AAS (The Association for Asian Studies) annual meeting 2009
This article focuses on the detective stories written by the Chinese writer Cheng Xiaoqing (1893-1980), and studies the dialectical relationship between the discourse of Science and modern Chinese detective fiction in the Republican China. Western detective fiction was introduced into China in the end of the 19th century and soon acquired immense popularity because of its close affiliation with science and rationality. From the 1920s through the 1940s, a group of native Chinese detective writers appeared among whom the most famous one was Cheng Xiaoqing, the creator of the Chinese detective character Huo Sang, who was regarded as “the Oriental Sherlock Holmes.” Claiming his detective fiction as “disguised textbook for science,” Cheng Xiaoqing’s success is closely related to a particular cultural context when science gained an unprecedented level of respect in China since the May Fourth Movement. In this article, I first compare the differences and connections between Huo Sang and his literary model Sherlock Holmes, and discuss the significance of their popularity in the Republic China when science became a nationwide worship at that time. In the second section of this article, I focus on a Cheng Xiaoqing’s detective story called “The Bloody Knife” (Shuangren bixue). In this story, the detective found a crucial evidence of fingerprints and identified the criminal as a female athlete. By introducing the history of fingerprinting, I illustrate how Cheng Xiaoqing combined forensics literacy with his detective narratives.
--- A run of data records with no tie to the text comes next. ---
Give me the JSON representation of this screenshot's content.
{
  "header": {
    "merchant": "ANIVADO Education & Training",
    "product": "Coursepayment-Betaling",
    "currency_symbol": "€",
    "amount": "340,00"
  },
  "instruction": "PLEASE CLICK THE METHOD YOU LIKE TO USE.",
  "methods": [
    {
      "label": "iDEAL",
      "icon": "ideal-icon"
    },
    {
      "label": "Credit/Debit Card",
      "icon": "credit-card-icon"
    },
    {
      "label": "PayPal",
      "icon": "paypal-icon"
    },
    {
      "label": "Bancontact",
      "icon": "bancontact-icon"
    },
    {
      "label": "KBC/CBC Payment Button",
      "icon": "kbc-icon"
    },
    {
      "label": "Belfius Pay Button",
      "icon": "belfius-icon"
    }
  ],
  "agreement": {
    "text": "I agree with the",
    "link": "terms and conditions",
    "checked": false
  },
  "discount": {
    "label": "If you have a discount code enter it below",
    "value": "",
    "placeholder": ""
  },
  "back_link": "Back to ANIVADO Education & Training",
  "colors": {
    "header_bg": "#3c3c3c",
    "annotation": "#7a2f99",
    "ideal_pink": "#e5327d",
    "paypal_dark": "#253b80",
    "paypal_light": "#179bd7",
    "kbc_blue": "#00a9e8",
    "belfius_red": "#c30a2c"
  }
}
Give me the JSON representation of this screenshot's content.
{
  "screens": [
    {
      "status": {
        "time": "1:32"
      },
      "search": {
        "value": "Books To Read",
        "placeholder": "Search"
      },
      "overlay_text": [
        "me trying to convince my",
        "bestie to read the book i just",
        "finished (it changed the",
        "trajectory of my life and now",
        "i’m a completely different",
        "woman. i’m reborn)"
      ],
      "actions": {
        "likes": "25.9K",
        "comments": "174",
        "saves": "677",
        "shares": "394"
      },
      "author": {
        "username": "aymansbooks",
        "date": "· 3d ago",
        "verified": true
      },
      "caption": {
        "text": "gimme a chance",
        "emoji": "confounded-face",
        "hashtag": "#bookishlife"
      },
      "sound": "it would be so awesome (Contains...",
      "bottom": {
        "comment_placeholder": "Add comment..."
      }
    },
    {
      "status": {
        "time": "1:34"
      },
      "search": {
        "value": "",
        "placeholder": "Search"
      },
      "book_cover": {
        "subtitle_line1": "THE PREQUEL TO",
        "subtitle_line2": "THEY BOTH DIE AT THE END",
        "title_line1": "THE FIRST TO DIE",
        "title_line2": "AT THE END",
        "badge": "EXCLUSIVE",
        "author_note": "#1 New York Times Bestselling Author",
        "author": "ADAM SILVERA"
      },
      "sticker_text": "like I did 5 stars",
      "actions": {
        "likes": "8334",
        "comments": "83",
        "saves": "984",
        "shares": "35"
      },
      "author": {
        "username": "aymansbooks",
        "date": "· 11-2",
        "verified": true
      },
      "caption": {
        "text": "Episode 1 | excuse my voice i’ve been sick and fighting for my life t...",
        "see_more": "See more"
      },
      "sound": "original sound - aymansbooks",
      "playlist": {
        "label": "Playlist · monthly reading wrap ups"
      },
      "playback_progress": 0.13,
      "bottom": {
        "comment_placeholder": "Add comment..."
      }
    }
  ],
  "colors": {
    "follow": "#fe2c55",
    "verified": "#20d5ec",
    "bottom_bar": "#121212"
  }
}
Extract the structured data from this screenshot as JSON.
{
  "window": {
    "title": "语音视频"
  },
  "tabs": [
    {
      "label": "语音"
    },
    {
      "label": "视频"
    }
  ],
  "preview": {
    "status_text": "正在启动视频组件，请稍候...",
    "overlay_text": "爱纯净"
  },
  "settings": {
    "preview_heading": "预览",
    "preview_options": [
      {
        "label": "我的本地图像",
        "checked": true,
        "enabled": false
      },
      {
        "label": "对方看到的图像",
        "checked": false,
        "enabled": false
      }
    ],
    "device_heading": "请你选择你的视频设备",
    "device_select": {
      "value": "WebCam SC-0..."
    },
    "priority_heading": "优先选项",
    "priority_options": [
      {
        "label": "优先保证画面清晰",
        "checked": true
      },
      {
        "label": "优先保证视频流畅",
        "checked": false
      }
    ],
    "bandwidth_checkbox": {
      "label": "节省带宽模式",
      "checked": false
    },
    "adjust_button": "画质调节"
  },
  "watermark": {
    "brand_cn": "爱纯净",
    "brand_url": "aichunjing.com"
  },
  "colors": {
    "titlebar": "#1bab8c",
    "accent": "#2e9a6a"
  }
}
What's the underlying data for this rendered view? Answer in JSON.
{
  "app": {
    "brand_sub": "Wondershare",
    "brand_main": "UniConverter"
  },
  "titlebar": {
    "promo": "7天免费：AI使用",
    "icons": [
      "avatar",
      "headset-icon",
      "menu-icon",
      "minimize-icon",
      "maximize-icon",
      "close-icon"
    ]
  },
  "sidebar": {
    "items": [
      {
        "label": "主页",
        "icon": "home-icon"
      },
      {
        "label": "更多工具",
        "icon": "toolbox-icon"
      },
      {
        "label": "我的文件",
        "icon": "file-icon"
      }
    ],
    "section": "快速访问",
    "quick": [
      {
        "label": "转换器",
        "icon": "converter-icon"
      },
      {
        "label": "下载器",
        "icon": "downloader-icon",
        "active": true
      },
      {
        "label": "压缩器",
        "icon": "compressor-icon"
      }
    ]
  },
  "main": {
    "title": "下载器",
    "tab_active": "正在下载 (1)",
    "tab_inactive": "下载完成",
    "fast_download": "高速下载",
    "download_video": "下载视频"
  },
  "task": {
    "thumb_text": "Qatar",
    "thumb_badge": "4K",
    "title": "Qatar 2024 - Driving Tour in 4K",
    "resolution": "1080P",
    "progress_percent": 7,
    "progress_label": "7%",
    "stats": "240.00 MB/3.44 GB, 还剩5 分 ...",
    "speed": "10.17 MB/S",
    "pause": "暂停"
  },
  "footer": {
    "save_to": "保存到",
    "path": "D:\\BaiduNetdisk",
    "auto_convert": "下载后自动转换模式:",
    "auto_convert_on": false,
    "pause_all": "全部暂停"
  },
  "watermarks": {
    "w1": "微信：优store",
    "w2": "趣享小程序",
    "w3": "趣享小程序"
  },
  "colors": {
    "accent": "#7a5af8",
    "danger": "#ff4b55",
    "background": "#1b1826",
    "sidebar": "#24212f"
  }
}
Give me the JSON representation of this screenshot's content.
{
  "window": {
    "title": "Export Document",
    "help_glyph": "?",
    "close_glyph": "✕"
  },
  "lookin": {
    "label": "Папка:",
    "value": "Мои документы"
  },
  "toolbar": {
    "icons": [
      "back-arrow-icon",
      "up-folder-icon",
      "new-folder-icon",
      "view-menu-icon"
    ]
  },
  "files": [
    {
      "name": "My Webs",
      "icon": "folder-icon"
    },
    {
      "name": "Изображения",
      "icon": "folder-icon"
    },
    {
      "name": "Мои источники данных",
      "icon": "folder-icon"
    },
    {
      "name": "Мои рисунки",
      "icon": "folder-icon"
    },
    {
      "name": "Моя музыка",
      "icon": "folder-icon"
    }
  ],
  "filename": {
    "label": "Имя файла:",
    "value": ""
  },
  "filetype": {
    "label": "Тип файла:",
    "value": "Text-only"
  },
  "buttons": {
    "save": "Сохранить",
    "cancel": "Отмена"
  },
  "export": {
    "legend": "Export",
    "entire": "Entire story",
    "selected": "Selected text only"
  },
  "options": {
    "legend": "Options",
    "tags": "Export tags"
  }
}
Wen, Y. (2009, March). The discourse of science and Chinese detective fiction by Cheng Xiaoqing. Paper presented at AAS (The Association for Asian Studies) annual meeting 2009. Sheraton Chicago, United States.